REQUIRED ACTION =
Nothing but a number should be given: how many lines of the records include "Shipped"?

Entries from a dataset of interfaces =
+ + +

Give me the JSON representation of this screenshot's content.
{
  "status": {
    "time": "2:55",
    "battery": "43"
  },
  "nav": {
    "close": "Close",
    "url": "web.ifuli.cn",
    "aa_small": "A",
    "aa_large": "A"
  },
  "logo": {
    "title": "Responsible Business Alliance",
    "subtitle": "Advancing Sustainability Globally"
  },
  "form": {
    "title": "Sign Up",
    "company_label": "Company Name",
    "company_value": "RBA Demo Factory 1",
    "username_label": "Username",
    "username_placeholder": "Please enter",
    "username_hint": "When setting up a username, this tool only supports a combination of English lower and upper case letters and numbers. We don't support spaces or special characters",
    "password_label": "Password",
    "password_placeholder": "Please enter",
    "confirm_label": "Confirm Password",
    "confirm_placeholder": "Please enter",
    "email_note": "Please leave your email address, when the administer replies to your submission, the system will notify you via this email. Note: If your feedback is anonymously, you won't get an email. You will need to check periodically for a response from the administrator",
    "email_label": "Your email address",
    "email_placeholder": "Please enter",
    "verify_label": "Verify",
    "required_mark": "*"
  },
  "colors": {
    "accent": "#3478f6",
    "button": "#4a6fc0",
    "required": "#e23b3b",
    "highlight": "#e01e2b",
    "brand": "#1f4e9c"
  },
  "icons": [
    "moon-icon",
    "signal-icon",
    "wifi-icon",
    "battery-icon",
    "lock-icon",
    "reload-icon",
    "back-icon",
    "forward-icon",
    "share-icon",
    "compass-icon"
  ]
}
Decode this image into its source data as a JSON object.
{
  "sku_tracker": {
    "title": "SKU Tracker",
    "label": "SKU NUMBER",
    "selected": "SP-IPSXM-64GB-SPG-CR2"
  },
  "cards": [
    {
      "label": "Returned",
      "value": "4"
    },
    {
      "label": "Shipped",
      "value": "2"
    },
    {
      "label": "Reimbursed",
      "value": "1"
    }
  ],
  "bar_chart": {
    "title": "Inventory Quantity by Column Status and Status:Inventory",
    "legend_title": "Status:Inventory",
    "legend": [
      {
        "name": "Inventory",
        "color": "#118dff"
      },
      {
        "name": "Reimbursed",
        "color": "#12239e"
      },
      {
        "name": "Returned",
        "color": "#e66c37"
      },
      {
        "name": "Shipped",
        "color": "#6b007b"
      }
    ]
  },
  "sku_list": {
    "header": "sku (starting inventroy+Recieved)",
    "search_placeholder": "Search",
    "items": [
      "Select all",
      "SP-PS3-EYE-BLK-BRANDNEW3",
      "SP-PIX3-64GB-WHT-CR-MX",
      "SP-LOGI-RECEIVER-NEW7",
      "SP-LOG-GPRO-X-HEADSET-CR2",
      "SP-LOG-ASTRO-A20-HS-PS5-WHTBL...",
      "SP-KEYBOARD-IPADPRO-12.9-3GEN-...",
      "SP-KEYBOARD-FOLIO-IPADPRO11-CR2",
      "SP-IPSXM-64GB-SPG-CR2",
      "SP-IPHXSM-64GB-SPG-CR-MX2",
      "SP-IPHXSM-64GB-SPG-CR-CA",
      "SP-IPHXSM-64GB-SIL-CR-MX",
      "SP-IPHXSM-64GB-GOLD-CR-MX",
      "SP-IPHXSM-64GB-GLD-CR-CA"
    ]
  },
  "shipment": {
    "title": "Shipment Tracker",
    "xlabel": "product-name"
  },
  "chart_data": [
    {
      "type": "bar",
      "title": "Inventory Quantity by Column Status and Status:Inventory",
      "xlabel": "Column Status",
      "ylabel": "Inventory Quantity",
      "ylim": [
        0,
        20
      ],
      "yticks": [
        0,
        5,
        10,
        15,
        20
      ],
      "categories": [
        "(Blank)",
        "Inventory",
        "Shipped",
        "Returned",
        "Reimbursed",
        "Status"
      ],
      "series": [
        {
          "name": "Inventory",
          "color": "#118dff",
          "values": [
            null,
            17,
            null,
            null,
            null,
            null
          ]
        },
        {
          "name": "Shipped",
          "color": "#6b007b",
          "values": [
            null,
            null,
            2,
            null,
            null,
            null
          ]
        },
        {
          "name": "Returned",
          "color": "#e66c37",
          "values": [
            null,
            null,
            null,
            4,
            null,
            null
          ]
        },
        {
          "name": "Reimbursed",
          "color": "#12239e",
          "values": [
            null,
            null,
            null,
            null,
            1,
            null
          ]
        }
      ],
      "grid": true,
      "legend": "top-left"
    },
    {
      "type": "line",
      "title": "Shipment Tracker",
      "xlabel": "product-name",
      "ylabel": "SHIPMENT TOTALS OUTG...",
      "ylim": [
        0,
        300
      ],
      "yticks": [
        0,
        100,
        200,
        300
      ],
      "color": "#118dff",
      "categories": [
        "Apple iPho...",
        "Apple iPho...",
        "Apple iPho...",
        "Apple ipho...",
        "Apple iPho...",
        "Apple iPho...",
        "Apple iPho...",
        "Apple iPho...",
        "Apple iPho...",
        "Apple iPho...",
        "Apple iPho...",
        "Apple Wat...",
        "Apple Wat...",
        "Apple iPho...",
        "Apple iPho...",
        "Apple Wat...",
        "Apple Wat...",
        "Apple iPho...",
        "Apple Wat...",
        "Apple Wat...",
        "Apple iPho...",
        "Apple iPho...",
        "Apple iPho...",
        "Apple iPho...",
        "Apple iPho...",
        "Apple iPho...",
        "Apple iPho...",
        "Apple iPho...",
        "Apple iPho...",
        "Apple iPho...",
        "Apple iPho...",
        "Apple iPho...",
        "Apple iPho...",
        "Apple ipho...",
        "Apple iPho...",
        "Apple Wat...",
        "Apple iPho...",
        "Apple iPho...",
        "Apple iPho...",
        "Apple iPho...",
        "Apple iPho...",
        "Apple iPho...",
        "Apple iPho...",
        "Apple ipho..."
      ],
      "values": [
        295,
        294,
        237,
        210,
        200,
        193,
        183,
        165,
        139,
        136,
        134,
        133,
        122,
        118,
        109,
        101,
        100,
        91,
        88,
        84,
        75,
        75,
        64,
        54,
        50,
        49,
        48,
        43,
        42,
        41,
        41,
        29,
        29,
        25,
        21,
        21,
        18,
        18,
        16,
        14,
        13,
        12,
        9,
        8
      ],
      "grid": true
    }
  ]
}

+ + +

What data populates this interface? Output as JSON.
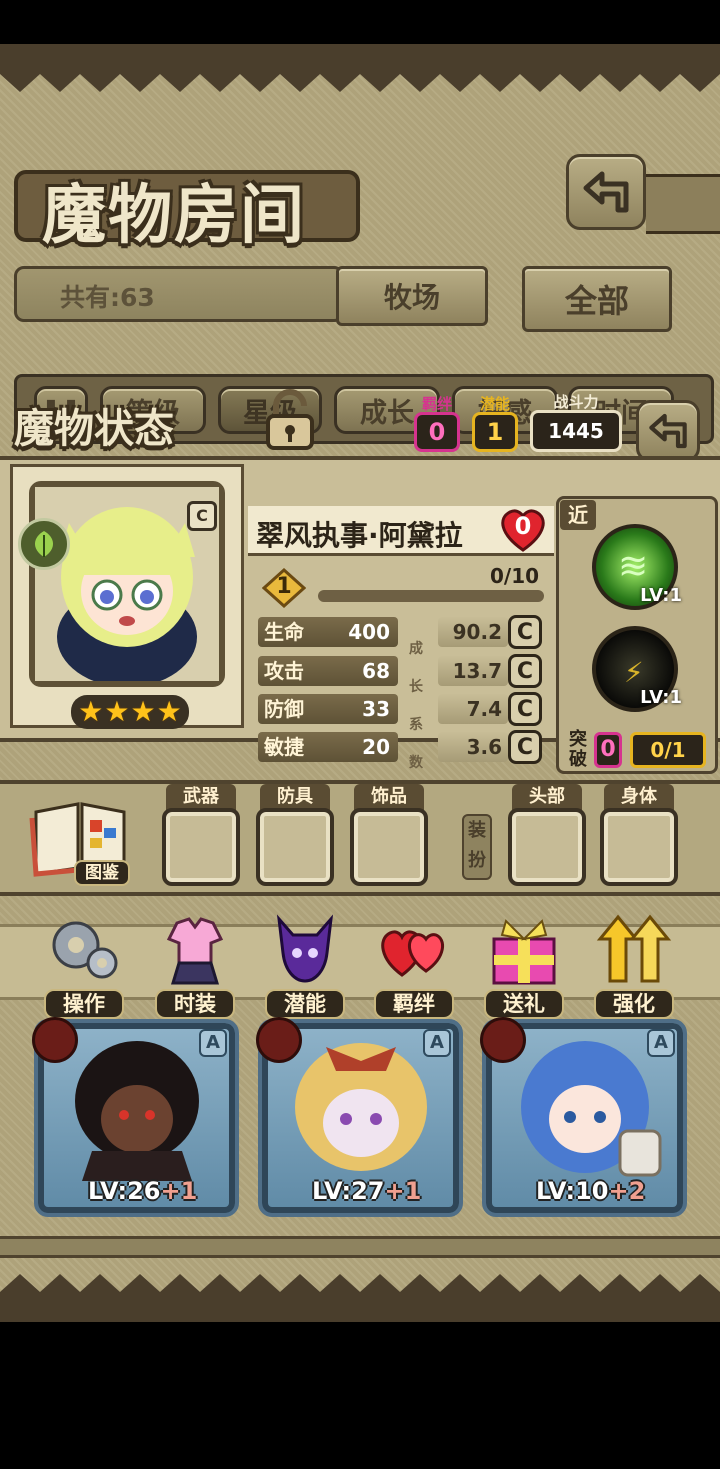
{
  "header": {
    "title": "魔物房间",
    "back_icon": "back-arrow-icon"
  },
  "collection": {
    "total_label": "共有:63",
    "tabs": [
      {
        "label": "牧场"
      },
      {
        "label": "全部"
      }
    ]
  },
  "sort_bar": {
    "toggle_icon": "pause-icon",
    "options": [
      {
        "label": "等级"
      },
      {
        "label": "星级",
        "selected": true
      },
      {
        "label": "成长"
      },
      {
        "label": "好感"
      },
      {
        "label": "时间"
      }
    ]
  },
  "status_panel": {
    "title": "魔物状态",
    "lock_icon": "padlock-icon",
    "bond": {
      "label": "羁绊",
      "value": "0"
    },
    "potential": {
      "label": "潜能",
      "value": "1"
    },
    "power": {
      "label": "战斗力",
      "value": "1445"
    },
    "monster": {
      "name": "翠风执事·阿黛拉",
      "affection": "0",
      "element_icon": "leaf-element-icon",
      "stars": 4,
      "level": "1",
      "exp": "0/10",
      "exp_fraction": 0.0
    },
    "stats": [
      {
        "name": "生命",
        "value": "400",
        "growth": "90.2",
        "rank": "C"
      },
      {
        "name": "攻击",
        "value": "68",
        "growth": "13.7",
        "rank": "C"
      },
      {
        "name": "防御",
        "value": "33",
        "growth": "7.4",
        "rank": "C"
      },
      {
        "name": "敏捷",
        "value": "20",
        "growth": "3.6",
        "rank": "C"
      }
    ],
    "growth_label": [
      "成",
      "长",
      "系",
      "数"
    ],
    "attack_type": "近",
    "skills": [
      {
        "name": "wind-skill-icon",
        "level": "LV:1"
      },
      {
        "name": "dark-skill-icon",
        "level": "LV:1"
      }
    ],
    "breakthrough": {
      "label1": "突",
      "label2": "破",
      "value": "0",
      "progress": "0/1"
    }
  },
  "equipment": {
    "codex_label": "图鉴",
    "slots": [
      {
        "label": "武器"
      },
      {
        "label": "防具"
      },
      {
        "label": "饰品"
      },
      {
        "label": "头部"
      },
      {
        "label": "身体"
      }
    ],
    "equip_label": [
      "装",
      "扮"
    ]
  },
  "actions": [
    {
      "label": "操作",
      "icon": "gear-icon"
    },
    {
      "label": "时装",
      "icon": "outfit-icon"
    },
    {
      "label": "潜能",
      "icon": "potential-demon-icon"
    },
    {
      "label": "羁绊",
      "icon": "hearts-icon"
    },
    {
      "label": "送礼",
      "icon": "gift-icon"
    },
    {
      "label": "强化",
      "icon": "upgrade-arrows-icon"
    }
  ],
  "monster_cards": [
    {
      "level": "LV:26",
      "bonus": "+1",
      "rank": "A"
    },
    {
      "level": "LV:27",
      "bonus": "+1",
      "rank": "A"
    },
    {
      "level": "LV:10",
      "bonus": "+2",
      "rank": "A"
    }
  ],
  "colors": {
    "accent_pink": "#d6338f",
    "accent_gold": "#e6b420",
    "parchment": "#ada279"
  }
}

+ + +

THE COMPLETED TASK =
4